RaySearch believes that once it is fully developed, RayCare will become an important component in collecting and structuring treatment and follow-up data and allow for the gathering of data and analysis using other systems.
Traditionally, hundreds of steps are required to be performed by several different specialists to deliver cancer treatment. It's important that RayCare provides the specialists with the right amount of information in an intelligible way so they can take necessary action with minimal effort.
The company is also developing RayCare so that it can optimize the use of resources in a facility including treatment machines, accessories, imaging systems and members of the care team. The treatment technique, target localization, and treatment delivery system that is chosen determine what resources are required, and also influences the quality of the treatment plan.

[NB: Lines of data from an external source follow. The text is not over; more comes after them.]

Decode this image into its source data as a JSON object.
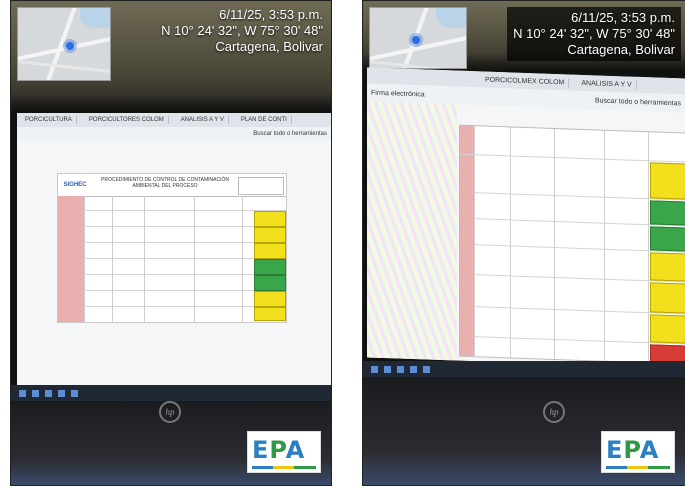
{
  "photos": [
    {
      "geotag": {
        "datetime": "6/11/25, 3:53 p.m.",
        "coords": "N 10° 24' 32\", W 75° 30' 48\"",
        "place": "Cartagena, Bolivar"
      },
      "screen": {
        "tabs": [
          "PORCICULTURA",
          "PORCICULTORES COLOM",
          "ANALISIS A Y V",
          "PLAN DE CONTI"
        ],
        "search_label": "Buscar todo o herramientas",
        "doc_logo": "SIGHEC",
        "doc_title": "PROCEDIMIENTO DE CONTROL DE CONTAMINACIÓN AMBIENTAL DEL PROCESO"
      },
      "logo": {
        "text_e": "E",
        "text_p": "P",
        "text_a": "A"
      }
    },
    {
      "geotag": {
        "datetime": "6/11/25, 3:53 p.m.",
        "coords": "N 10° 24' 32\", W 75° 30' 48\"",
        "place": "Cartagena, Bolivar"
      },
      "screen": {
        "tabs": [
          "PORCICOLMEX COLOM",
          "ANALISIS A Y V"
        ],
        "left_label": "Firma electrónica",
        "search_label": "Buscar todo o herramientas"
      },
      "logo": {
        "text_e": "E",
        "text_p": "P",
        "text_a": "A"
      }
    }
  ],
  "colors": {
    "risk_yellow": "#f2e01c",
    "risk_green": "#3aa64a",
    "risk_red": "#d83a35",
    "epa_blue": "#2b7fc3",
    "epa_green": "#2f9a46"
  }
}
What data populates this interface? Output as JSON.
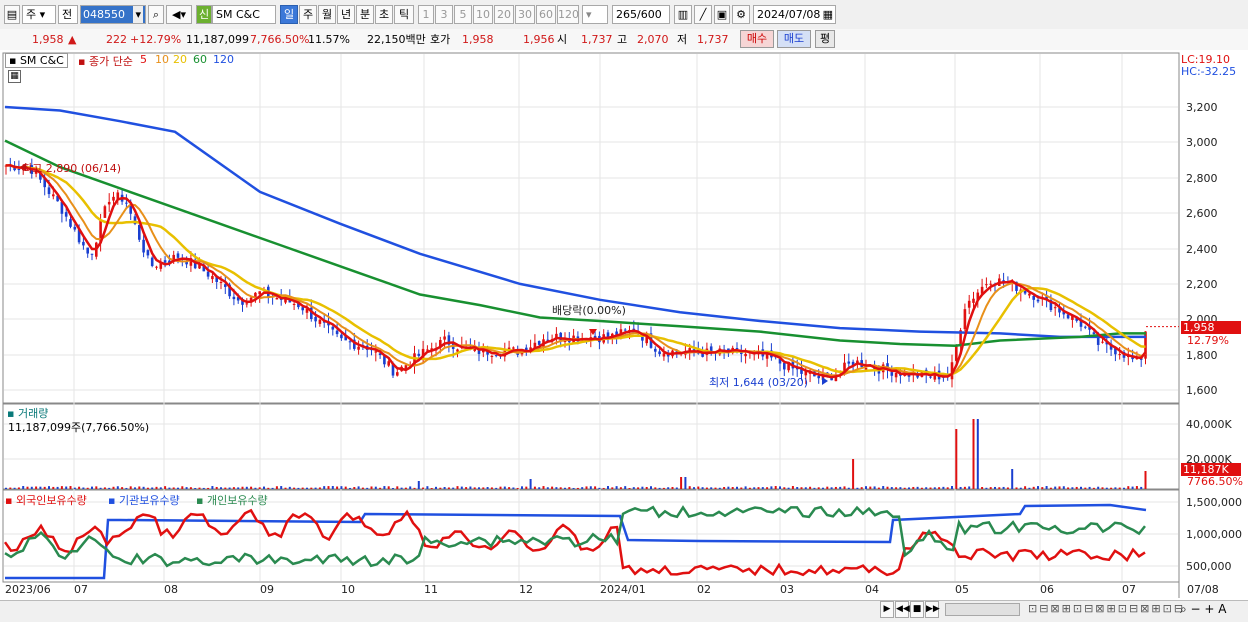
{
  "toolbar": {
    "market": "주",
    "period_mode": "전",
    "code": "048550",
    "badge": "신",
    "name": "SM C&C",
    "timeframes": [
      "일",
      "주",
      "월",
      "년",
      "분",
      "초",
      "틱"
    ],
    "active_timeframe": "일",
    "intervals": [
      "1",
      "3",
      "5",
      "10",
      "20",
      "30",
      "60",
      "120"
    ],
    "range": "265",
    "range_total": "/600",
    "date": "2024/07/08"
  },
  "quote": {
    "price": "1,958",
    "arrow": "▲",
    "change": "222",
    "change_pct": "+12.79%",
    "volume": "11,187,099",
    "volume_pct": "7,766.50%",
    "turnover": "11.57%",
    "amount": "22,150백만",
    "bid_label": "호가",
    "ask": "1,958",
    "bid": "1,956",
    "open_label": "시",
    "open": "1,737",
    "high_label": "고",
    "high": "2,070",
    "low_label": "저",
    "low": "1,737",
    "buy_button": "매수",
    "sell_button": "매도",
    "eval_button": "평"
  },
  "price_panel": {
    "symbol": "SM C&C",
    "indicator": "종가 단순",
    "ma_labels": [
      "5",
      "10",
      "20",
      "60",
      "120"
    ],
    "ma_colors": [
      "#e01010",
      "#e8901a",
      "#e8c000",
      "#189030",
      "#2050e0"
    ],
    "lc": "LC:19.10",
    "hc": "HC:-32.25",
    "high_note": "최고 2,890 (06/14)",
    "low_note": "최저 1,644 (03/20)",
    "dividend_note": "배당락(0.00%)",
    "last_price": "1,958",
    "last_pct": "12.79%",
    "y_ticks": [
      "3,200",
      "3,000",
      "2,800",
      "2,600",
      "2,400",
      "2,200",
      "2,000",
      "1,800",
      "1,600"
    ]
  },
  "volume_panel": {
    "title": "거래량",
    "value": "11,187,099주(7,766.50%)",
    "y_ticks": [
      "40,000K",
      "20,000K"
    ],
    "last": "11,187K",
    "last_pct": "7766.50%"
  },
  "holding_panel": {
    "legend": [
      "외국인보유수량",
      "기관보유수량",
      "개인보유수량"
    ],
    "colors": [
      "#e01010",
      "#2050e0",
      "#2a8a50"
    ],
    "y_ticks": [
      "1,500,000",
      "1,000,000",
      "500,000"
    ]
  },
  "x_axis": {
    "labels": [
      "2023/06",
      "07",
      "08",
      "09",
      "10",
      "11",
      "12",
      "2024/01",
      "02",
      "03",
      "04",
      "05",
      "06",
      "07"
    ],
    "right_label": "07/08"
  }
}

"Already today, Radiation Oncology has a very complex flow of information, which is difficult to manage with current systems," Park said in a statement. "Our goal is to find a system that will provide higher efficiency in our clinic and enable us to support future initiatives within adaptive radiation therapy and precision medicine that would otherwise be impossible."Back to HCB News